■ **The task**: From the entries, copy each line that includes "name".

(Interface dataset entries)
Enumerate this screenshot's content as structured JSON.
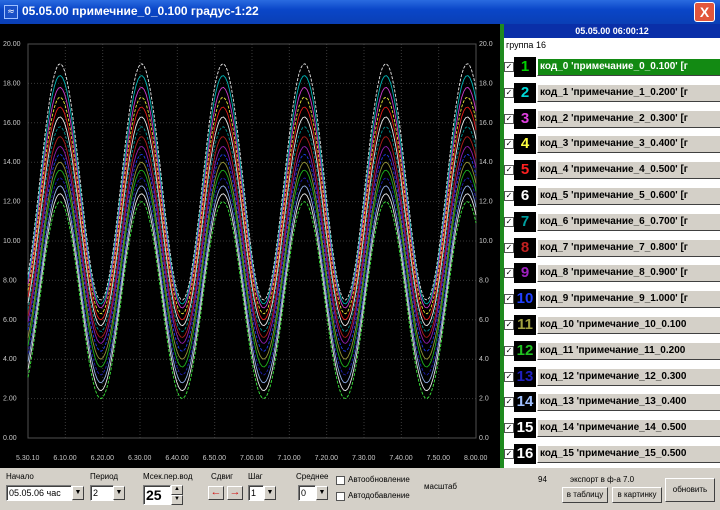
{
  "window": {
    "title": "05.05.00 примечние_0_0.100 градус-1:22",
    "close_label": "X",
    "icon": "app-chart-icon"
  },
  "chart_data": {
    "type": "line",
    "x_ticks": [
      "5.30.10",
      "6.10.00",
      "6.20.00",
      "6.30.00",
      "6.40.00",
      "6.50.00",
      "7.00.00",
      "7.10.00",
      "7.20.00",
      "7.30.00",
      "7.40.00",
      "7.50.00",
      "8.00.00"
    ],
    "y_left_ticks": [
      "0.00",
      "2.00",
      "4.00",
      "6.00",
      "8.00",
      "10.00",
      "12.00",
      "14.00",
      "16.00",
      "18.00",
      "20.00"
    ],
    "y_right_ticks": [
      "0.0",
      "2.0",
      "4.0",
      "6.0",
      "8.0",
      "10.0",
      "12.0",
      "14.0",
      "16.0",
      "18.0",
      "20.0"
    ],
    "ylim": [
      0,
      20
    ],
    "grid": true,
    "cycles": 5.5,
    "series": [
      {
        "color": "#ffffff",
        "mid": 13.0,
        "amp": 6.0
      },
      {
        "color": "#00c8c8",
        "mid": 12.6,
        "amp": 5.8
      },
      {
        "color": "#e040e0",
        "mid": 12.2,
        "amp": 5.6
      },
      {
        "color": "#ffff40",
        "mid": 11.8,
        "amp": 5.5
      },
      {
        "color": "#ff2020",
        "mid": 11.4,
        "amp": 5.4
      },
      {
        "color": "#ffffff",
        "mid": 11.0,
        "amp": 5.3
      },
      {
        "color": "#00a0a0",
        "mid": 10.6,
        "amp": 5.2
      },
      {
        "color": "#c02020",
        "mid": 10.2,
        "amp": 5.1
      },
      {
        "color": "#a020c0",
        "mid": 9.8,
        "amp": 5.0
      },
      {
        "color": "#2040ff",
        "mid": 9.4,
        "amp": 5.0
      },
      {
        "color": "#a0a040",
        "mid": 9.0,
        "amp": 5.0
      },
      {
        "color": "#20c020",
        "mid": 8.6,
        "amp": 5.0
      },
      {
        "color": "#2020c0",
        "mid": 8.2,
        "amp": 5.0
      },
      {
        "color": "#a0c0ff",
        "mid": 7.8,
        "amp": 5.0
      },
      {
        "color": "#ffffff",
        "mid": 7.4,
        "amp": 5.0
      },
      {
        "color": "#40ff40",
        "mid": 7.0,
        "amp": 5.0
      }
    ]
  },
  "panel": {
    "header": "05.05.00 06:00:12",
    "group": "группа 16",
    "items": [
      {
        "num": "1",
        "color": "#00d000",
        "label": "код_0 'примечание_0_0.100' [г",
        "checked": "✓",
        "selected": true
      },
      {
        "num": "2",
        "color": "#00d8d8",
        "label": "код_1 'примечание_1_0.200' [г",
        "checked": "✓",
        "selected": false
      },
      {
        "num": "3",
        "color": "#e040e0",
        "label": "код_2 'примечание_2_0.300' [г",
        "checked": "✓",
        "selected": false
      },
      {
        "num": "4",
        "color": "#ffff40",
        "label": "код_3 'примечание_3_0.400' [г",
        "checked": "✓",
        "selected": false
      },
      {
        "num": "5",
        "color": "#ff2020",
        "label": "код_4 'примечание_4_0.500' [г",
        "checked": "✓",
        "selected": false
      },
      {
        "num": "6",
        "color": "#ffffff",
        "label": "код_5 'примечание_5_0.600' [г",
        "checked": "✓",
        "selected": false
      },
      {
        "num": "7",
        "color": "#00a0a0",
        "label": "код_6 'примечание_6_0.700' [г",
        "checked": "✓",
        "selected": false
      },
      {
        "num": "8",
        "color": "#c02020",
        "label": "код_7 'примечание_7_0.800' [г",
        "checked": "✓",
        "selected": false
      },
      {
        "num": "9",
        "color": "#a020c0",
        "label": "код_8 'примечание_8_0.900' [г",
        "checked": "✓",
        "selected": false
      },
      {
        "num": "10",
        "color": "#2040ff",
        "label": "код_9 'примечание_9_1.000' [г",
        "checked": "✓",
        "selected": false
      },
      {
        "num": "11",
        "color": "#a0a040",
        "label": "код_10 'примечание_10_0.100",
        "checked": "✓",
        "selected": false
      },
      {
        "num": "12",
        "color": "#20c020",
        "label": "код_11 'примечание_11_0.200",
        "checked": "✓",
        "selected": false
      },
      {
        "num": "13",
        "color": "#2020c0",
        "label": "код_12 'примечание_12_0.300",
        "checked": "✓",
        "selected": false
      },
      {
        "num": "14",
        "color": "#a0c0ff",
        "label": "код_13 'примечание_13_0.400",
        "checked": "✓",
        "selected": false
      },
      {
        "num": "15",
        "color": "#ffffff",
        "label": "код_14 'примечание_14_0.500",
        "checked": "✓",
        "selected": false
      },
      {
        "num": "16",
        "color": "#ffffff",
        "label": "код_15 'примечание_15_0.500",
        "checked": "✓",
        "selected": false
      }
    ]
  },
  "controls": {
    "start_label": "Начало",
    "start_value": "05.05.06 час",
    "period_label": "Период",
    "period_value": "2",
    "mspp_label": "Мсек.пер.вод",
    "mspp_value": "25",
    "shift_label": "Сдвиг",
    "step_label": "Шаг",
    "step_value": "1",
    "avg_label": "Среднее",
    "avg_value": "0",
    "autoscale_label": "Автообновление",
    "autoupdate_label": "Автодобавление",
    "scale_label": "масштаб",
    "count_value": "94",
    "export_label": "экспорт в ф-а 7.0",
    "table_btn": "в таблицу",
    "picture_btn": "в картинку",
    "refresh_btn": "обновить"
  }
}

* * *

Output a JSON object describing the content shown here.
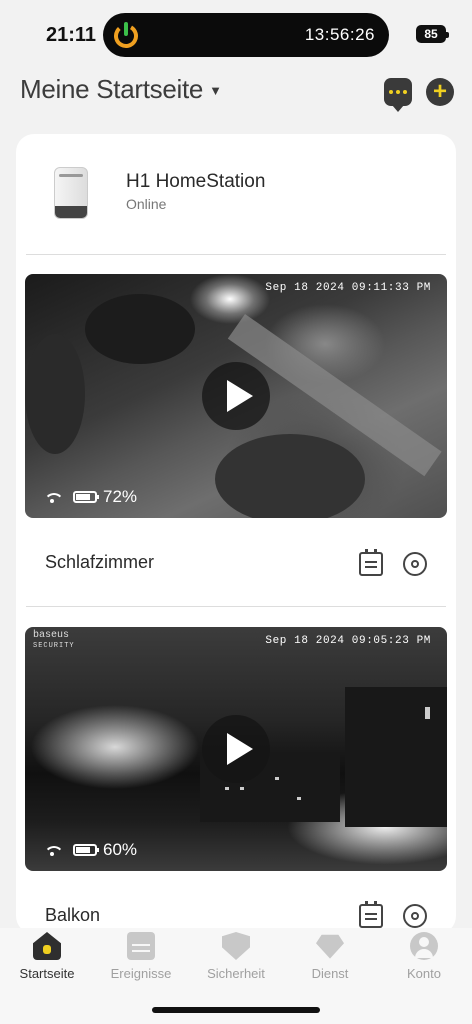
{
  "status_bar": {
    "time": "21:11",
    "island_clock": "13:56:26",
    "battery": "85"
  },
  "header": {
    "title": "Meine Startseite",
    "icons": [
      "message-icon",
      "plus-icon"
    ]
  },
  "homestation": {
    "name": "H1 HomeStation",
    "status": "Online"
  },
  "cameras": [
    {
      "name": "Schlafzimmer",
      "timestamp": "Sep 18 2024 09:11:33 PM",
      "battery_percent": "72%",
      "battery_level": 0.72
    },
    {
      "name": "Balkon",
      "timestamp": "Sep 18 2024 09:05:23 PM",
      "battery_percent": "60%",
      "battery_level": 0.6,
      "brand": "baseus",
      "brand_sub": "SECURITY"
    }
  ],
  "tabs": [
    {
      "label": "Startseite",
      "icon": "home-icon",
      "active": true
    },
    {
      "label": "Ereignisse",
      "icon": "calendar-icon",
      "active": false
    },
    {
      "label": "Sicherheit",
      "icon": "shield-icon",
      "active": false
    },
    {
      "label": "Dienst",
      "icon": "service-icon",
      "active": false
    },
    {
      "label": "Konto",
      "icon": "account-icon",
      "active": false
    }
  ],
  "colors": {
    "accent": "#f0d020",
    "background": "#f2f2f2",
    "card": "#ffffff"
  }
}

■ **Result for this exercise**:
    "name": "H1 HomeStation",
      "name": "Schlafzimmer",
      "name": "Balkon",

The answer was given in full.